What is Paintball?

Original article by Jessica J. Sparks, edited and updated by Peter Zorn.

The sport of paintball has become recognized as one of the world's most exciting outdoor participation sports. Paintball is played in over 40 countries by millions of men and women of all ages and lifestyles. Whether homemakers, high-school students, professionals or retirees, all paintball players share a common love for adventure and a strong competitive spirit.

Paintball is a combination of the childhood games "Tag" and "Hide and Seek," but it is much more challenging and sophisticated. There are many different game formats, but typically a group of players divide into two teams to play. The number of players on each team can vary from as few as 5 players to as many as 30.

All paintball games have an objective which is achieved by eliminating opposing players by hitting them with a paintball, shot from a special airmarker called a "Paintball marker." Most games are either 10 or 15 minutes, depending on the objective and the number of players.

Between games, players take a break to check their equipment, get more paintballs and have a snack or drink while they share stories about the thrills of victory and the often funny agonies of defeat. Win or lose, everyone has a good time and there's always another game waiting to be played.

Paintballs

7090_839601459405791_4693231728281886117_nA paintball is a round, thin-skinned gelatin capsule with coloured liquid inside. Paintballs are similar in size to large, round vitamin capsules or bath oil beads. The capsules are filled with a "paint" that is non-toxic, non-caustic, water-soluble, and biodegradable. It's removable from clothing and skin with mild soap and water.

Paintballs come in a rainbow of bright colours: blue, pink, white, orange, yellow and more. When a paintball hits a player, the gelatin skin breaks open, and the liquid inside leaves a bright "paint" mark.
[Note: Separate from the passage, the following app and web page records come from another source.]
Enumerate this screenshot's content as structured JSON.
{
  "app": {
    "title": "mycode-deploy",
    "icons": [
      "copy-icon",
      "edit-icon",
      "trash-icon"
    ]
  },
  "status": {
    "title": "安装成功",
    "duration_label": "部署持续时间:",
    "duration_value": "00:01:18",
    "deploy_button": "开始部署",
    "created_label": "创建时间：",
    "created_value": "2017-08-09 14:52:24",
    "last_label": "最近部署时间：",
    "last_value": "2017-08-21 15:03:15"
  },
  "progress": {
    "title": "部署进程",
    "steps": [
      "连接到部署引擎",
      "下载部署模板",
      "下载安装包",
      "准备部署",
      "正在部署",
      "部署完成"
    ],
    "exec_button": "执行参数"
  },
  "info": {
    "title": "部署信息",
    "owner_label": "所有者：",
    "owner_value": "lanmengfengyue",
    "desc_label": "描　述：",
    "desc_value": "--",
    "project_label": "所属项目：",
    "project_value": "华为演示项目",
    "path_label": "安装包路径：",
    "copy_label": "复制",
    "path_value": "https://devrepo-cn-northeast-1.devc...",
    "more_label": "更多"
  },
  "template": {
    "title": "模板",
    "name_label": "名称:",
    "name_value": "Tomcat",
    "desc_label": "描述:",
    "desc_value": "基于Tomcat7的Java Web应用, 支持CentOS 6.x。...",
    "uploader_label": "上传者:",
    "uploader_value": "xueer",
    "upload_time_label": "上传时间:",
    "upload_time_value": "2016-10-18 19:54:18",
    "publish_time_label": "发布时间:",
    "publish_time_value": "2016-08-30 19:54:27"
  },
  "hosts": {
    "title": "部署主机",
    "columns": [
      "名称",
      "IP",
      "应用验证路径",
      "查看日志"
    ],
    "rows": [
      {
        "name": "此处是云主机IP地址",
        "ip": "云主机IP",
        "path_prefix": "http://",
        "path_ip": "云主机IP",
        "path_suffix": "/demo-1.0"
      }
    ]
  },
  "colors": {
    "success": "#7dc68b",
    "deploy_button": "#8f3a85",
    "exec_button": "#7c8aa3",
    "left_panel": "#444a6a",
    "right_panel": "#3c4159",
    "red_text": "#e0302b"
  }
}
A player who is hit -- marked with paint -- is eliminated from the game.

Paintball Markers

Paintball markers come in various shapes and styles. They may be powered by carbon dioxide (CO2) or compressed air. Many have power systems that use large refillable cylinders called "tanks" or "bottles," which give hundreds of shots before needing to be refilled. Some use small 12-gram CO2 powerlets as their power source, with each powerlet good for 15-30 shots.

Pump-action paintball ball markers (pumpmarkers) require that you first cock the paintball marker by using a pump, then you squeeze the trigger to shoot the paintball. You must do this each time you want to shoot a pumpmarker. Stockmarkers use 12-gram powerlets and have the most basic pumpmarker configuration, though they are ever becoming more high-tech within the constraints of this configuration. Stockmarker play is in a class of its own.

tippmann-98-customSemi-automatic paintball markers require that the first time you want to shoot, you must cock the paintball marker, usually by pulling back a cocking knob or handle. However, after you shoot, this paintball marker has an action that will recock itself for you; you simply squeeze the trigger each time you want to shoot a paintball.

Paintball markers range from simple to sophisticated, but they all share a common limitation on their power and range. The international safety limit on the speed at which a paintball marker shoots is 300 fps (fps = feet per second; this is a speed measurement). A chronograph is used to test for speed limits, and all paintball markers can be adjusted to shoot under the speed limit. A paintball marker's range is also limited -- even shooting 300 fps, at maximum elevation with barrel pointed up into the air, a paintball marker can lob a paintball only about 50 yards.

Safety

486033_561118267254113_673541161_nFor safety, paintball players must always wear eye-protecting goggles specifically designed for paintball. Goggles must be worn during all games and at all times when a person is in an area where shooting is permitted, such as the target range or chronograph area. A protective facemask is mandatory as well. Paintball is a very safe sport as long as safety rules are followed. Insurance statistics have shown that paintball is safer than golf, jogging, tennis, swimming and many other sports.

Referees on the field enforce safety and game rules. No physical contact is permitted in the game, and players are ejected from games or the premises for breaking safety or playing rules. Fields have boundaries, and a player who steps outside a field's boundary is eliminated from the game.

The Game

301765_395525297146745_851232421_nPaintball is a sport played by people from all professions and lifestyles. It is a sport where women and men compete equally, and where age is not dominated by youth. Like a game of chess, being able to think quickly and decisively is what makes you a star in paintball. Intelligence and determination, not merely strength, speed or agility, are key to success in the sport.

Paintball is a character-building sport. Players learn about teamwork, gain self-confidence and develop leadership abilities while having fun and getting welcome stress-relief. Increasingly, corporations are finding benefits of having their staff and management participate in paintball games.

Paintball is an exciting sport, and above all paintball is fun! It's a chance to shake off your day-to-day responsibilities and rekindle your spirit of adventure. When the adrenaline starts pumping, you can't help but love the thrill of the game!